ABOUT THIS EXERCISE
Go through the material below, noting each line where the string "screenshot" appears, and give only the total.
┌────────
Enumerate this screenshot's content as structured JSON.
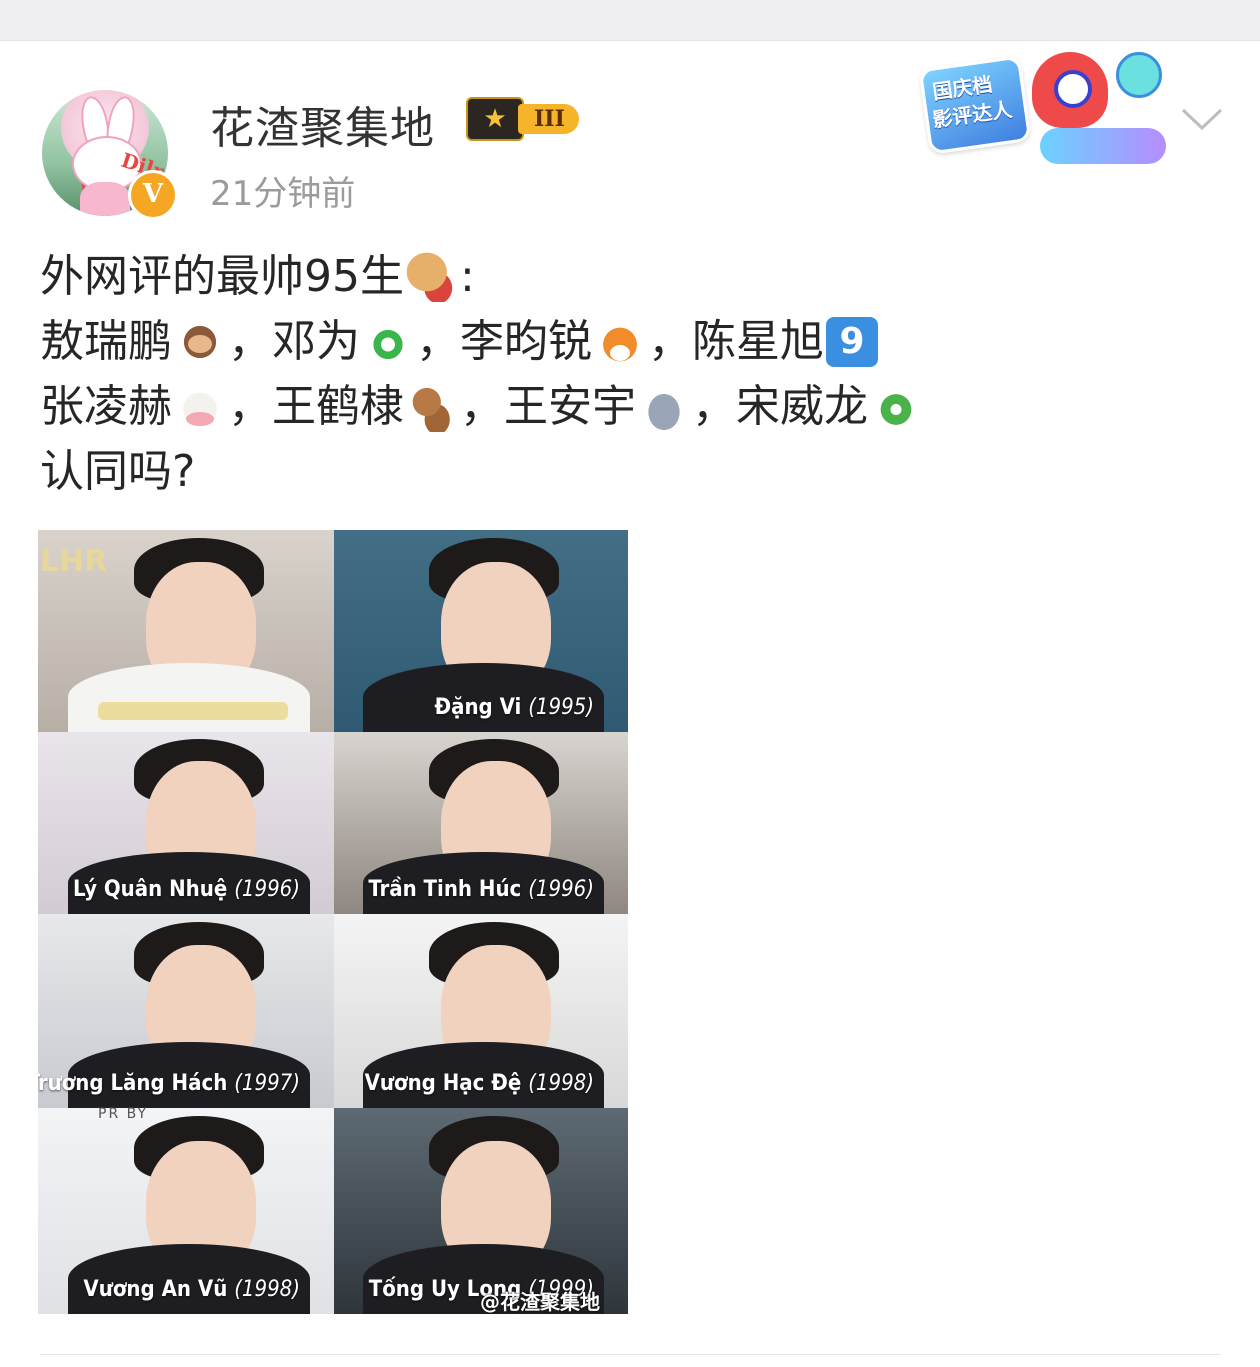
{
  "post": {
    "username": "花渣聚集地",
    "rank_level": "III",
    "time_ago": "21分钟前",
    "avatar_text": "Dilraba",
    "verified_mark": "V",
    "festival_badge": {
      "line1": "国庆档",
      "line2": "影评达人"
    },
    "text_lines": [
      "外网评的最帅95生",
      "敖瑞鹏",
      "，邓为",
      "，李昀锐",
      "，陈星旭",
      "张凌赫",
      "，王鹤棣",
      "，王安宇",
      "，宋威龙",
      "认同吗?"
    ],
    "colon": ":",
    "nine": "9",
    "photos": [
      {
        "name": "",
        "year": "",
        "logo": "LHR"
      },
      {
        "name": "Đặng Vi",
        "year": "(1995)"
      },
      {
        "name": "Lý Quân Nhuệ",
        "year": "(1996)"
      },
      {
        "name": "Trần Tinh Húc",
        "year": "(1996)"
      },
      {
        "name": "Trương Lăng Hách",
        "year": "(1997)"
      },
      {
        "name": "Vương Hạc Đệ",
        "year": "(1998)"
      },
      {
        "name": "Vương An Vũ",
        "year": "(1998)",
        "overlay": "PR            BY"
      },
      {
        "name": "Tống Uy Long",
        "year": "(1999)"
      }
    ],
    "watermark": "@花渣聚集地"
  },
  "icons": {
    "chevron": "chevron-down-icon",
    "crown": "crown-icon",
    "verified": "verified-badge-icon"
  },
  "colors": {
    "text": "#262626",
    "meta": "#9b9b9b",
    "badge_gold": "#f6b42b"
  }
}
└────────
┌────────
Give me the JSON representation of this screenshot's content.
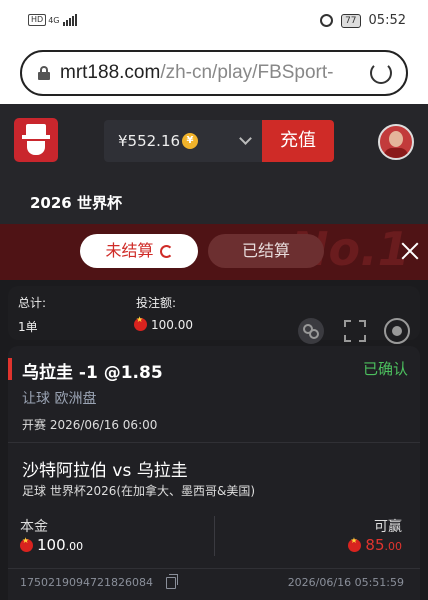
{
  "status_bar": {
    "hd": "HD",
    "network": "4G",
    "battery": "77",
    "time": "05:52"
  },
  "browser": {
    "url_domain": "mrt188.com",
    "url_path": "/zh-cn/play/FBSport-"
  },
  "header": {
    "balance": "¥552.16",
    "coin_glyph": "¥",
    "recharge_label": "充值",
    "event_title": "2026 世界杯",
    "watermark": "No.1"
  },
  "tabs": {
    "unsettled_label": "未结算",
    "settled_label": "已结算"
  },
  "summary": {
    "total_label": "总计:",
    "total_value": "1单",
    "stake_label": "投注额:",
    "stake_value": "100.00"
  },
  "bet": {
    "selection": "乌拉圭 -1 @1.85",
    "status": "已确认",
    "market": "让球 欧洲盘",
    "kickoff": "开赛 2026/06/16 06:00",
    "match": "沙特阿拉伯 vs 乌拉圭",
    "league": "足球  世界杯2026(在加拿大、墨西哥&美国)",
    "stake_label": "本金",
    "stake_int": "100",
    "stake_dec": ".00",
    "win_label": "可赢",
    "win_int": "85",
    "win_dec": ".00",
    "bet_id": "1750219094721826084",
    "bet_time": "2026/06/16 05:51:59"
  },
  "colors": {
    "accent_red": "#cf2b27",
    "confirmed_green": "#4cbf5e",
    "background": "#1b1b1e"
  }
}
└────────
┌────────
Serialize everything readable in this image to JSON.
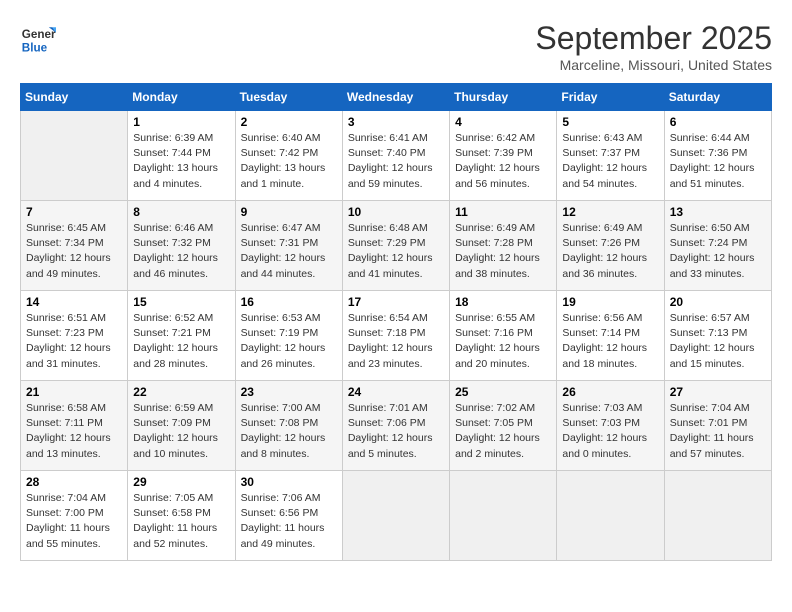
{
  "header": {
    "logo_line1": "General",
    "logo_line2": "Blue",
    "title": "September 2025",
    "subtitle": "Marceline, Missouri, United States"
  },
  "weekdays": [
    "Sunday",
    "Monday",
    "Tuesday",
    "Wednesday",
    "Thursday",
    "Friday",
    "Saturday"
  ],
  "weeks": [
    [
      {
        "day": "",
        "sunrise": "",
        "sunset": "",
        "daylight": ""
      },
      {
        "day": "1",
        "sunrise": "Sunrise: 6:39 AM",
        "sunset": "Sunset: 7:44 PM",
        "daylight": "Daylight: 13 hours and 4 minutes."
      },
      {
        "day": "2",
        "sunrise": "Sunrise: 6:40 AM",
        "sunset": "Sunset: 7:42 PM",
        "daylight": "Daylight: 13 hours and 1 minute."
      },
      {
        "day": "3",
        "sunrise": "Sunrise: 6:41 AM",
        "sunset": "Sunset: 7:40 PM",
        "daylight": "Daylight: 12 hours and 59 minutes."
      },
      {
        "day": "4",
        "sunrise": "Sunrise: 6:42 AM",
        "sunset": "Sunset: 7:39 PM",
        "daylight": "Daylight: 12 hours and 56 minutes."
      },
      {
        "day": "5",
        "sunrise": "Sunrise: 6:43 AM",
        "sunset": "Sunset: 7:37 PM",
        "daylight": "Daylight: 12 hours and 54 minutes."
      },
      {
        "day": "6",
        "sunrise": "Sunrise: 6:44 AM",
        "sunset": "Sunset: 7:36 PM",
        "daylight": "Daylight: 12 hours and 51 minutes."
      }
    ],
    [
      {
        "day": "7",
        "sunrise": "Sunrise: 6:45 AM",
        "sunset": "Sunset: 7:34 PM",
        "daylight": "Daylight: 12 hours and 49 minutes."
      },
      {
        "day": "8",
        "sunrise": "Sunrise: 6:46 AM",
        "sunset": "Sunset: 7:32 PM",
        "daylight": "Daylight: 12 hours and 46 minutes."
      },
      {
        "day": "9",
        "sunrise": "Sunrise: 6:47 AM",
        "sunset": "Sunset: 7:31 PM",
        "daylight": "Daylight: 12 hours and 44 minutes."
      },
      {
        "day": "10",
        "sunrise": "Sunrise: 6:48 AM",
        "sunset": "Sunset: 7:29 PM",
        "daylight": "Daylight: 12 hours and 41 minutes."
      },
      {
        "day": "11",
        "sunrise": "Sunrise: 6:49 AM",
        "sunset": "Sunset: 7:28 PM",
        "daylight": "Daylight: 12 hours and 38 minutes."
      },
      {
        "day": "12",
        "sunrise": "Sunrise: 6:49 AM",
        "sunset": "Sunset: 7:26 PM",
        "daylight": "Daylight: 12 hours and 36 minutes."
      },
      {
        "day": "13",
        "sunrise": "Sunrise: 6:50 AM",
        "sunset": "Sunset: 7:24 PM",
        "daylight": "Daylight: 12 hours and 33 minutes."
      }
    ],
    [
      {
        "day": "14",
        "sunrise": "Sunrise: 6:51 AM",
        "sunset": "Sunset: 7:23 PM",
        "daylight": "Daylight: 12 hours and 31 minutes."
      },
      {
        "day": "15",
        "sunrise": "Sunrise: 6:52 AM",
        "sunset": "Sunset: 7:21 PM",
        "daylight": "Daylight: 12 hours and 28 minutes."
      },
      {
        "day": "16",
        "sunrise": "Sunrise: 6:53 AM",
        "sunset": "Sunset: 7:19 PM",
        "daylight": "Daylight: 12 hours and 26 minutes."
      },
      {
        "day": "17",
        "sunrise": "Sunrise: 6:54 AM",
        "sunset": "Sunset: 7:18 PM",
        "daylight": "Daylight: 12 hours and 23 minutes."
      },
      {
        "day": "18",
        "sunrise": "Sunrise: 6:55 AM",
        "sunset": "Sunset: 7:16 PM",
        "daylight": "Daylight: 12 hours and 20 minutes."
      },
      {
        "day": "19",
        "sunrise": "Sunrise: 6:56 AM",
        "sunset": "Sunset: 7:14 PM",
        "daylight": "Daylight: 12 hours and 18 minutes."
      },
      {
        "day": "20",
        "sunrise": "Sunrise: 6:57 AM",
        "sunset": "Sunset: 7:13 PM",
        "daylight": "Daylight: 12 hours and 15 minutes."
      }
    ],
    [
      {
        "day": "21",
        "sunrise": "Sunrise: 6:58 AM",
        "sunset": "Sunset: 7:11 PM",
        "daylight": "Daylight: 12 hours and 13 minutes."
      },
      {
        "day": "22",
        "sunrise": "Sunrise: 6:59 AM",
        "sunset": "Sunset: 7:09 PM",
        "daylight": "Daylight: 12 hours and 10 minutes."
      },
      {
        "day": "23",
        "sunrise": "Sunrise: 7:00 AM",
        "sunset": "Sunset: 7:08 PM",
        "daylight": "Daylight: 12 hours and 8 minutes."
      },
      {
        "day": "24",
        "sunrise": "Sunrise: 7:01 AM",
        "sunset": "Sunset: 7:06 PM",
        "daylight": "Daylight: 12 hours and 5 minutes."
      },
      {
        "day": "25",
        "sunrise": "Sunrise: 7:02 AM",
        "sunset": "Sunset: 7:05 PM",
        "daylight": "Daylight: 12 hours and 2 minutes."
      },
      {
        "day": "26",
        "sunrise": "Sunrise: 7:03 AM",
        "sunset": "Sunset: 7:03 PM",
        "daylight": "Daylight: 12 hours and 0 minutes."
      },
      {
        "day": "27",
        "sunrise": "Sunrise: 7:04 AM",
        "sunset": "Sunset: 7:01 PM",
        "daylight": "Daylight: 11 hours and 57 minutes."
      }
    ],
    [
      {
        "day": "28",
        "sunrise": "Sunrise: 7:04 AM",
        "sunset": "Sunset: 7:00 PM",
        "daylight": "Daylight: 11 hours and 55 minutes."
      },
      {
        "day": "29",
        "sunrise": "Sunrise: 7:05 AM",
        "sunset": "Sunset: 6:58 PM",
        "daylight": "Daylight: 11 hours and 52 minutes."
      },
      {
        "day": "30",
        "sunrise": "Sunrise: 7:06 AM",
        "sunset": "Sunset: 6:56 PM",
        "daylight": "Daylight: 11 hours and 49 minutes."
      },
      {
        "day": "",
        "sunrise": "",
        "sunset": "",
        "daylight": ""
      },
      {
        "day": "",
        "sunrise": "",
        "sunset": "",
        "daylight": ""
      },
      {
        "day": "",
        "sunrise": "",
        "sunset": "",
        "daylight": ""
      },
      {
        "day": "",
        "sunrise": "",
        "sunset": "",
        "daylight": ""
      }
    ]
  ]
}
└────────
TASK OUTPUT
2